When Howard Walton visited his primary care doctor in August 2022, she was concerned his prostate-specific antigen (PSA) levels were rising too quickly. Later that month, Howard saw his urologist, who found that his PSA levels had risen significantly since he’d last seen Howard.
Howard’s urologist ordered a biopsy, and the results showed he had prostate cancer. He met with doctors at an Ohio hospital; they discussed two options: radiation therapy or surgery. Howard and his wife were already planning to spend the winter with their daughter in Houston, so instead of waiting to start treatment until they were back in Ohio, Howard told his urologist he wanted to go to MD Anderson. He called and got an appointment with John Ward, M.D., in November.
Another treatment option: high-intensity focused ultrasound
At his initial appointment, Ward suggested Howard might be a candidate for high-intensity focused ultrasound (HIFU), a treatment that uses heat generated by focused ultrasound waves to kill cancer tissue in the prostate. Patients who have early-stage prostate cancer with an MRI-identified tumor are typically good candidates for HIFU.
During HIFU treatment, the patient is put under general anesthesia before the doctor places an ultrasound probe in the rectum and takes an image of the prostate. Data from the image is used to create a three-dimensional model of the prostate to determine the exact location, size and shape of the tumor. The probe, under robotic control, then releases focused, high-energy sound waves to the tumor to heat and kill cancer cells.
Howard had never heard of HIFU, but after Ward described the procedure, he was convinced it would be the best option instead of radiation therapy.

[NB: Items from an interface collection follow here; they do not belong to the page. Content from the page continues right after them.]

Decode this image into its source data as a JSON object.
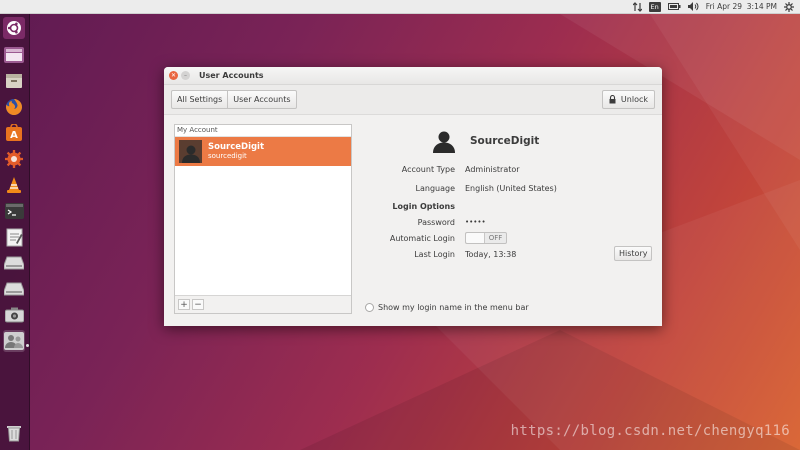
{
  "top_panel": {
    "keyboard_layout": "En",
    "datetime": "Fri Apr 29  3:14 PM",
    "icons": [
      "network-arrows-icon",
      "keyboard-icon",
      "battery-icon",
      "volume-icon",
      "gear-icon"
    ]
  },
  "launcher": {
    "items": [
      "ubuntu-dash-icon",
      "files-manager-icon",
      "archive-icon",
      "firefox-icon",
      "software-center-icon",
      "system-settings-icon",
      "vlc-icon",
      "terminal-icon",
      "text-editor-icon",
      "drive-icon",
      "drive-icon",
      "camera-icon",
      "user-accounts-icon",
      "trash-icon"
    ]
  },
  "window": {
    "title": "User Accounts",
    "toolbar": {
      "all_settings": "All Settings",
      "user_accounts": "User Accounts",
      "unlock": "Unlock"
    },
    "account_list": {
      "header": "My Account",
      "items": [
        {
          "name": "SourceDigit",
          "username": "sourcedigit"
        }
      ],
      "add": "+",
      "remove": "−"
    },
    "details": {
      "name": "SourceDigit",
      "account_type_label": "Account Type",
      "account_type_value": "Administrator",
      "language_label": "Language",
      "language_value": "English (United States)",
      "login_options_label": "Login Options",
      "password_label": "Password",
      "password_value": "•••••",
      "auto_login_label": "Automatic Login",
      "auto_login_state": "OFF",
      "last_login_label": "Last Login",
      "last_login_value": "Today, 13:38",
      "history_button": "History",
      "show_login_name": "Show my login name in the menu bar"
    }
  },
  "watermark": "https://blog.csdn.net/chengyq116",
  "colors": {
    "accent": "#ec7a45",
    "launcher_bg": "#46143c",
    "close_button": "#e9653f"
  }
}
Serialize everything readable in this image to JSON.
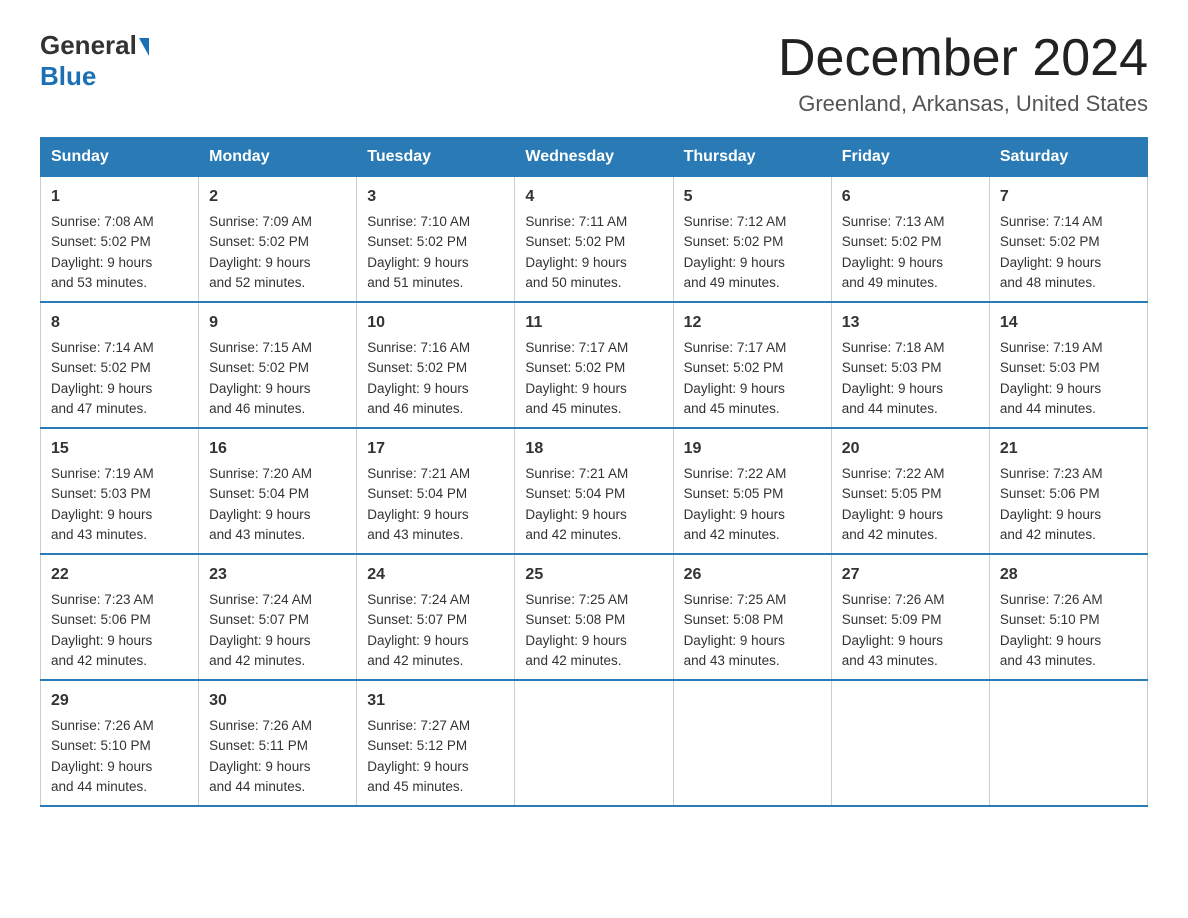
{
  "header": {
    "logo_general": "General",
    "logo_blue": "Blue",
    "month_title": "December 2024",
    "location": "Greenland, Arkansas, United States"
  },
  "weekdays": [
    "Sunday",
    "Monday",
    "Tuesday",
    "Wednesday",
    "Thursday",
    "Friday",
    "Saturday"
  ],
  "weeks": [
    [
      {
        "day": "1",
        "sunrise": "7:08 AM",
        "sunset": "5:02 PM",
        "daylight": "9 hours and 53 minutes."
      },
      {
        "day": "2",
        "sunrise": "7:09 AM",
        "sunset": "5:02 PM",
        "daylight": "9 hours and 52 minutes."
      },
      {
        "day": "3",
        "sunrise": "7:10 AM",
        "sunset": "5:02 PM",
        "daylight": "9 hours and 51 minutes."
      },
      {
        "day": "4",
        "sunrise": "7:11 AM",
        "sunset": "5:02 PM",
        "daylight": "9 hours and 50 minutes."
      },
      {
        "day": "5",
        "sunrise": "7:12 AM",
        "sunset": "5:02 PM",
        "daylight": "9 hours and 49 minutes."
      },
      {
        "day": "6",
        "sunrise": "7:13 AM",
        "sunset": "5:02 PM",
        "daylight": "9 hours and 49 minutes."
      },
      {
        "day": "7",
        "sunrise": "7:14 AM",
        "sunset": "5:02 PM",
        "daylight": "9 hours and 48 minutes."
      }
    ],
    [
      {
        "day": "8",
        "sunrise": "7:14 AM",
        "sunset": "5:02 PM",
        "daylight": "9 hours and 47 minutes."
      },
      {
        "day": "9",
        "sunrise": "7:15 AM",
        "sunset": "5:02 PM",
        "daylight": "9 hours and 46 minutes."
      },
      {
        "day": "10",
        "sunrise": "7:16 AM",
        "sunset": "5:02 PM",
        "daylight": "9 hours and 46 minutes."
      },
      {
        "day": "11",
        "sunrise": "7:17 AM",
        "sunset": "5:02 PM",
        "daylight": "9 hours and 45 minutes."
      },
      {
        "day": "12",
        "sunrise": "7:17 AM",
        "sunset": "5:02 PM",
        "daylight": "9 hours and 45 minutes."
      },
      {
        "day": "13",
        "sunrise": "7:18 AM",
        "sunset": "5:03 PM",
        "daylight": "9 hours and 44 minutes."
      },
      {
        "day": "14",
        "sunrise": "7:19 AM",
        "sunset": "5:03 PM",
        "daylight": "9 hours and 44 minutes."
      }
    ],
    [
      {
        "day": "15",
        "sunrise": "7:19 AM",
        "sunset": "5:03 PM",
        "daylight": "9 hours and 43 minutes."
      },
      {
        "day": "16",
        "sunrise": "7:20 AM",
        "sunset": "5:04 PM",
        "daylight": "9 hours and 43 minutes."
      },
      {
        "day": "17",
        "sunrise": "7:21 AM",
        "sunset": "5:04 PM",
        "daylight": "9 hours and 43 minutes."
      },
      {
        "day": "18",
        "sunrise": "7:21 AM",
        "sunset": "5:04 PM",
        "daylight": "9 hours and 42 minutes."
      },
      {
        "day": "19",
        "sunrise": "7:22 AM",
        "sunset": "5:05 PM",
        "daylight": "9 hours and 42 minutes."
      },
      {
        "day": "20",
        "sunrise": "7:22 AM",
        "sunset": "5:05 PM",
        "daylight": "9 hours and 42 minutes."
      },
      {
        "day": "21",
        "sunrise": "7:23 AM",
        "sunset": "5:06 PM",
        "daylight": "9 hours and 42 minutes."
      }
    ],
    [
      {
        "day": "22",
        "sunrise": "7:23 AM",
        "sunset": "5:06 PM",
        "daylight": "9 hours and 42 minutes."
      },
      {
        "day": "23",
        "sunrise": "7:24 AM",
        "sunset": "5:07 PM",
        "daylight": "9 hours and 42 minutes."
      },
      {
        "day": "24",
        "sunrise": "7:24 AM",
        "sunset": "5:07 PM",
        "daylight": "9 hours and 42 minutes."
      },
      {
        "day": "25",
        "sunrise": "7:25 AM",
        "sunset": "5:08 PM",
        "daylight": "9 hours and 42 minutes."
      },
      {
        "day": "26",
        "sunrise": "7:25 AM",
        "sunset": "5:08 PM",
        "daylight": "9 hours and 43 minutes."
      },
      {
        "day": "27",
        "sunrise": "7:26 AM",
        "sunset": "5:09 PM",
        "daylight": "9 hours and 43 minutes."
      },
      {
        "day": "28",
        "sunrise": "7:26 AM",
        "sunset": "5:10 PM",
        "daylight": "9 hours and 43 minutes."
      }
    ],
    [
      {
        "day": "29",
        "sunrise": "7:26 AM",
        "sunset": "5:10 PM",
        "daylight": "9 hours and 44 minutes."
      },
      {
        "day": "30",
        "sunrise": "7:26 AM",
        "sunset": "5:11 PM",
        "daylight": "9 hours and 44 minutes."
      },
      {
        "day": "31",
        "sunrise": "7:27 AM",
        "sunset": "5:12 PM",
        "daylight": "9 hours and 45 minutes."
      },
      null,
      null,
      null,
      null
    ]
  ],
  "labels": {
    "sunrise": "Sunrise:",
    "sunset": "Sunset:",
    "daylight": "Daylight:"
  }
}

“I found the idea of a one-time treatment much more preferable than six or seven weeks of radiation every day,” Howard says. “My mind was made up. I was convinced that if I was eligible, that's what I wanted to have done.”
‘Best decision’ to undergo HIFU
After undergoing an MRI, Howard was determined to be eligible for HIFU. He underwent the procedure in December and went home the same day. At the end of the procedure, Ward inserted a Foley catheter, a soft tube that continuously drains urine from the bladder into a drainage bag. It was removed a week later.
Howard calls undergoing HIFU "the best decision” for him. Even though Ward cautioned that a recurrence of the cancer was possible, Howard says Ward’s confidence in the procedure convinced him to choose HIFU over other treatment options.
“Dr. Ward exuded confidence, and I could feel that,” Howard says. “It made me more comfortable. Everyone I saw in connection with the procedure was so professional, kind and courteous. I have told more people, especially men, how common prostate cancer is. I tell them, ‘If you get prostate cancer, call MD Anderson. There’s no place like it.’”